Monday, January 21, 2013

A Tale of Two Cities by Charles Dickens

Summary:
'Liberty, equality, fraternity, or death; -- the last, much the easiest to bestow, O Guillotine!'

After eighteen years as a political prisoner in the Bastille, the ageing Doctor Manette is finally released and reunited with his daughter in England. There the lives of two very different men, Charles Darnay, an exiled French aristocrat, and Sydney Carton, a disreputable but brilliant English lawyer, become enmeshed through their love for Lucie Manette. From the tranquil roads of London, they are drawn against their will to the vengeful, bloodstained streets of Paris at the height of the Reign of Terror, and they soon fall under the lethal shadow of La Guillotine.

This edition uses the text as it appeared in its serial publication in 1859 to convey the full scope of Dickens's vision, and includes the original illustrations by H. K. Browne ('Phiz'). Richard Maxwell's introduction discusses the intricate interweaving of epic drama with personal tragedy. (from GoodReads)

Review:
I finally finished A Tale of Two Cities! I've been "reading" it since the summer, meaning that I started it then and haven't touched it since. Luckily it was on GoodReads for free, which is pretty awesome.

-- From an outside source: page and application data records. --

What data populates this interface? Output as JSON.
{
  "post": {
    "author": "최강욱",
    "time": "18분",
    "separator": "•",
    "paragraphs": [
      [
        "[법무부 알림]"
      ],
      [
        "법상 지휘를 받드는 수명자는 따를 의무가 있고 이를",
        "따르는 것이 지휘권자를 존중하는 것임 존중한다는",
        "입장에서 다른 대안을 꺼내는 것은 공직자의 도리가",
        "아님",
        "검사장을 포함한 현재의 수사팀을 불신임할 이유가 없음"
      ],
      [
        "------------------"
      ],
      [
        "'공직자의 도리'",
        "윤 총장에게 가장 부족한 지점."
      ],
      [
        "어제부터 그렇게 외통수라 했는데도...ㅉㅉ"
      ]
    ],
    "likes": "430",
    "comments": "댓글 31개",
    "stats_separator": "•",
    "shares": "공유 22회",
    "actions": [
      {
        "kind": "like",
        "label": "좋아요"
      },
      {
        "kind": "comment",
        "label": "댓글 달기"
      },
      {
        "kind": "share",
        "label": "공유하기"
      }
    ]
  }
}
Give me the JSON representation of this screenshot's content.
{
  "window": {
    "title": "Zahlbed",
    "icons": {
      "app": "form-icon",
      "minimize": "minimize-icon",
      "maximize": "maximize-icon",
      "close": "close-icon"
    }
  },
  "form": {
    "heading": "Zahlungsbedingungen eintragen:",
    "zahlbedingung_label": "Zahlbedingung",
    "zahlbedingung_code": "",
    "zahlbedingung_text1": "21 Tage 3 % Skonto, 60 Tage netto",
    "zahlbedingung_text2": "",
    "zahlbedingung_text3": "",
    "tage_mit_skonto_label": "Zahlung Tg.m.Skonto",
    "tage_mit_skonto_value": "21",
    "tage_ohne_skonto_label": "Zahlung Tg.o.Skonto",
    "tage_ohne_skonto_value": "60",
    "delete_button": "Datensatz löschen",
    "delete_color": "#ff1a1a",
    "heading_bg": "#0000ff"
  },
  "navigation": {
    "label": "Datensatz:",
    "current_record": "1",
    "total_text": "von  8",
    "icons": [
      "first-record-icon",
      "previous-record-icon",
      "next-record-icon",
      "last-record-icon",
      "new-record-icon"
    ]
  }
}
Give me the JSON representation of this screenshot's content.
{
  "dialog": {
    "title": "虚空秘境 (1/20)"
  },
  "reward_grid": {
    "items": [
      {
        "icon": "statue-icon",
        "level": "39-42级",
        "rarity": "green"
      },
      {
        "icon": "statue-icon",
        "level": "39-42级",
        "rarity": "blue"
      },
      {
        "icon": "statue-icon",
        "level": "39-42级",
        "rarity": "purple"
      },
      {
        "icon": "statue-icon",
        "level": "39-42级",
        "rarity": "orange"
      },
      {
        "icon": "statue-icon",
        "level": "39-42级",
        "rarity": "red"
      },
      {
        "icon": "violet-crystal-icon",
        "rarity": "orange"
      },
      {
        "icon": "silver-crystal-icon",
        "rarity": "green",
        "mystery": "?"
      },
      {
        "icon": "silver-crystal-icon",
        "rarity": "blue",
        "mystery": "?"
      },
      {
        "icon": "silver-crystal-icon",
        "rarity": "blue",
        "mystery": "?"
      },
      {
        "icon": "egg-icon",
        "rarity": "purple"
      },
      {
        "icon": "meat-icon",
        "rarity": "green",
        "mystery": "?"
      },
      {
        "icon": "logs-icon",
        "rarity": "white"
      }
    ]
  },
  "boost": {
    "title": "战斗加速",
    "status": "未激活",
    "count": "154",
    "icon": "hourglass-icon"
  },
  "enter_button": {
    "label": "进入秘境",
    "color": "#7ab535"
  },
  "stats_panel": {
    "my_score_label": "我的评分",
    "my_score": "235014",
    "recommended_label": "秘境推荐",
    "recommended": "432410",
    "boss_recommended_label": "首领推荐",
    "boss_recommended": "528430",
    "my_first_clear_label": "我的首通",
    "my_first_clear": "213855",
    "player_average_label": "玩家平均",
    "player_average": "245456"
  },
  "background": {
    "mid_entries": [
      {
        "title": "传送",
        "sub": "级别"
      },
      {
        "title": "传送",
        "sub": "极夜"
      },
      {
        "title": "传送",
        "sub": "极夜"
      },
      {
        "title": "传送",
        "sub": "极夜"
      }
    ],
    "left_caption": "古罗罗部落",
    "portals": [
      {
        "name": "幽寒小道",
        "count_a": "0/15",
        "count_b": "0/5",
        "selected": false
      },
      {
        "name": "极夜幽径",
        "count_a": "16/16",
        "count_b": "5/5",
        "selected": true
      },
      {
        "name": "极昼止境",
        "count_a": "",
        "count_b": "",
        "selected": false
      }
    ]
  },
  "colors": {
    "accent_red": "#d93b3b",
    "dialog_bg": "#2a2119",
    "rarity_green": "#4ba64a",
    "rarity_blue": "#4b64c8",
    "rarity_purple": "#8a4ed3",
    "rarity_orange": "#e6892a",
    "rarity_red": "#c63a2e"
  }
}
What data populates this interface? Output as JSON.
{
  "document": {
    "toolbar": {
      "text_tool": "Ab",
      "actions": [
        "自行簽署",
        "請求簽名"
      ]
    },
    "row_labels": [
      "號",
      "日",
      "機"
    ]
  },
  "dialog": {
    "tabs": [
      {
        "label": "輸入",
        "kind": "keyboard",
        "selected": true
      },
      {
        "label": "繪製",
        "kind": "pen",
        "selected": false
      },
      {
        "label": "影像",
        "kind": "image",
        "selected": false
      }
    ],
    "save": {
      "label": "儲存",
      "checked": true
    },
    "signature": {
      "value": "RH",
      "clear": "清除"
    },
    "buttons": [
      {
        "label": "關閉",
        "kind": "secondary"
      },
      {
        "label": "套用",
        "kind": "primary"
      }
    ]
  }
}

It's hard for me to judge classics because we all know they are magnificent works of literature, but sometimes it's hard for modern readers to enjoy them. At least it is for me. When I have to actually work to read a book, it makes it less fun, which is really unfortunate. That being said, I did enjoy A Tale of Two Cities (how could I not?) but I will admit that it takes a certain amount of concentration to finish.

I wanted to read A Tale of Two Cities because I've never read any Charles Dickens (except abridged versions of A Christmas Carol, which doesn't count) and it's referenced a lot in The Infernal Devices trilogy by Cassandra Clare. I could definitely see the parallels, which is pretty cool, but also makes me worried for certain characters' well-being.

I love that this novel is set during the French Revolution, which is such a fascinating time period. I'm surprised more historical fiction isn't written about this era because there is so much potential. There was a lot of emphasis on the revolutionaries and the novel really showcased the "Reign of Terror" which the characters in A Tale of Two Cities fall prey to.

Ultimately, the ending of A Tale of Two Cities was what made the book for me, because I was so surprised  by the actions of Sydney Carton. His character gives new meaning to the term sacrifice because his love for Lucie meant that her happiness trumped all else, including his own. Charles Dickens wrote such a great character!

So those are my thoughts on the classic A Tale of Two Cities. Obviously I'm not a literary scholar but I enjoyed the story as much as is possible when you have to really focus on the text. If you're interested in the themes found in this novel then give A Tale of Two Cities a chance! You can read it online on GoodReads, too!

Rating: 7 out of 10.
FTC: borrowed from the library, then read on GoodReads

1859/Penguin Classics/544 pages.

3 comments:

Briana said...

Ugh I also have trouble reading classics! It's terrible because I am a senior in college with an English Lit minor... I should be great at this stuff!

Stephanie Ingrid Sarah Kristan said...

Oh, there's quite a bit of literature set during the French Revolution, for precisely the reason you mention. Ripe with conflict, morality, emotion. Two other great ones: LES MISERABLES by Victor Hugo (but even more of a commitment than A TALE OF TWO CITIES) and THE SCARLET PIMPERNEL by Baron Orczy (a bit shorter, more humorous and romantic). We love them all, and are glad you stuck with Dickens.

If you're looking for more by him, we recommend GREAT EXPECTATIONS.

Bookworm1858 said...

The thing I love about this book is that it has basically the best opening and closing lines of all time!

I would also second the recommendation for Great Expectations and add my own for Bleak House when you're ready to settle down with a long read (bonus: a character spontaneously combusts!)